#42: the work-changing magic of async video messaging

async video

You are reading contentfolks—a fortnightly blend of sticky notes, big content ideas, and small practical examples. Thank you for being here! ~fio

Hey 👋

They say an image is worth a thousand words, so a video must be worth at least…1500?, which is handy when you’re dealing with teammates or stakeholders who need to be looped into your work but may not want to read a lot of words.

For me, a real career game-changer has been recording short video notes to accompany my deliverables. Maybe this practice can help you, too?

Before sending out async video notes, I’d usually communicate information about a project in detailed written paragraphs or in-person meetings—which was time-consuming for all involved, and also… what everybody else was doing.

So back in 2017, I switched tactics and started recording short video notes instead. I would share my screen and talk through the main points I needed to make, add a short written summary, and send it all to the intended recipient(s).

This video + written summary combo has been very successful with pretty much anyone I used it with. It’s helped me become known as someone who likes to be helpful and thorough while saving people time, and has also made it easier for folks to learn and remember who I am—which is particularly useful across large, distributed teams or when dealing with frequently changing stakeholders.

💡 A practical example 💡

Below is an example of how I used a video note to share my thoughts about a distribution plan for a comic we released in 2021.

I prepared a Miro board with a proposed flow, shared my screen, and narrated the main milestones and asked for feedback on the plan.

🎥 🍿 → watch the video on Loom (recommended 1.5x speed)

The team liked the approach. And, spoiler alert, we did end up doing the Product Hunt launch thing after all.

🔥 pro tip #1: several tools let you create video notes. I started with Soapbox by Wistia, switched to Loom, and recently added Slack and Asana’s built-in audio & video features to the mix. They are all solid products; the one you pick is probably less important than the fact you picked one in the first place.

🔥 pro tip #2: some of these tools come with a time limit—Slack stops you at 3 minutes, Loom’s free version at 5. If you like creative constraints, having a limit will force you to become an extremely effective communicator.

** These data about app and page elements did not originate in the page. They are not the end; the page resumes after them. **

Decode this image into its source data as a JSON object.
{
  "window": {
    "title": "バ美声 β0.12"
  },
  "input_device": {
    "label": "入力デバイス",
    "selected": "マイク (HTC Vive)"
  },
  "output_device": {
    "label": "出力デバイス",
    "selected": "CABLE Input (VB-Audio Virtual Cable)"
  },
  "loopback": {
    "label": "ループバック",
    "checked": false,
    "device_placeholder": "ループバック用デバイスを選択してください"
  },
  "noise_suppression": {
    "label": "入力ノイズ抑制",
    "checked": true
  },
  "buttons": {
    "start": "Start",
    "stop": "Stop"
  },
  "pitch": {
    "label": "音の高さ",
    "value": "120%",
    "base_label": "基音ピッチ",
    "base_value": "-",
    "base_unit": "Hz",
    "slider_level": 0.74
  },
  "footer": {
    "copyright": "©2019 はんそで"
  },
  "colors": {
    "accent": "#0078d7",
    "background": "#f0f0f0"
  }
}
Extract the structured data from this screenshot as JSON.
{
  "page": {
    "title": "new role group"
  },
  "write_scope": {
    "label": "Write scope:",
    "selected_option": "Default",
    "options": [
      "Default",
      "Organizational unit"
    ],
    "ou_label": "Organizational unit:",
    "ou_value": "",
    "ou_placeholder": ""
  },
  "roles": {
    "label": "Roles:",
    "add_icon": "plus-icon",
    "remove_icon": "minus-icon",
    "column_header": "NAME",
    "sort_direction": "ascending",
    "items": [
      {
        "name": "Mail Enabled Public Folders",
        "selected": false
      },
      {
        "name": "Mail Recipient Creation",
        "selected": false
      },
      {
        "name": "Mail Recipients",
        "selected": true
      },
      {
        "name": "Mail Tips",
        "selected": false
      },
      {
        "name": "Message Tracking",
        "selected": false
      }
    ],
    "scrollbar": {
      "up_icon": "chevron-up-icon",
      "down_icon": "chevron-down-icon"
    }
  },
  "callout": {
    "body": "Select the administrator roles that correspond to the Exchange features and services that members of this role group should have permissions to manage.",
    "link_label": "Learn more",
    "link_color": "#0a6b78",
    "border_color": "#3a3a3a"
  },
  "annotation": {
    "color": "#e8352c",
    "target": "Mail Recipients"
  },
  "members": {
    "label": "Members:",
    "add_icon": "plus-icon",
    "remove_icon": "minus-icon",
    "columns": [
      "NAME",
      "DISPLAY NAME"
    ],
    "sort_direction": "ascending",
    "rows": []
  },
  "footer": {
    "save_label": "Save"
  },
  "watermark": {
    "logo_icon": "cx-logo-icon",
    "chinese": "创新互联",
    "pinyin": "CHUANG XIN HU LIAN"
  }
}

After five years of trial and error, ~4 minutes is my sweet spot for a particularly complex project—but in the early days I would easily ramble on for 7-8 minutes. Too long. Not cool!

Your turn to give video notes a try

I’m convinced you can use video notes for pretty much anything you want to communicate with your team, stakeholders, or customers, so here are some ideas (all of which I’ve used before) if you are not sure where to start.

As an in-house content person:

  • To guide your marketing team through a content strategy, content plan, or the results of a campaign
  • To talk members of a different team through a content strategy, plan, or activity they need to know about
  • To ask for feedback on something you are working on
  • To explain the edits or suggestions you added to somebody’s written deliverable
  • To share your thoughts about somebody’s work when they asked for feedback
  • To introduce an agency/consultant/collaborator to a project
  • To document a process
  • To introduce yourself or your work to someone who needs to be looped in
  • To ask someone how to do something (e.g. if you get stuck at some point and need help troubleshooting)
  • To create short tutorials for customers or teammates who need help
  • To send a customer or teammate a personalised thank-you note
  • To share information quickly and avoid setting up one or more meetings (which is especially helpful if you’re working across different timezones)

As a consultant and/or subject matter expert:

  • To illustrate a collaboration proposal or pitch
  • To talk your client through a set of deliverables
  • To share the results of a research project
  • To explain an outline you’d researched and built for a writer
  • To guide an author through the edits you made to their piece
  • To demonstrate SEO changes you made to a page by showing its previous-and current version
  • To reply to questions asynchronously (so you can be useful and fast, without needing to be on a call)

I recommend that you give this system a try.
And bonus points if you send me a video reply back 😉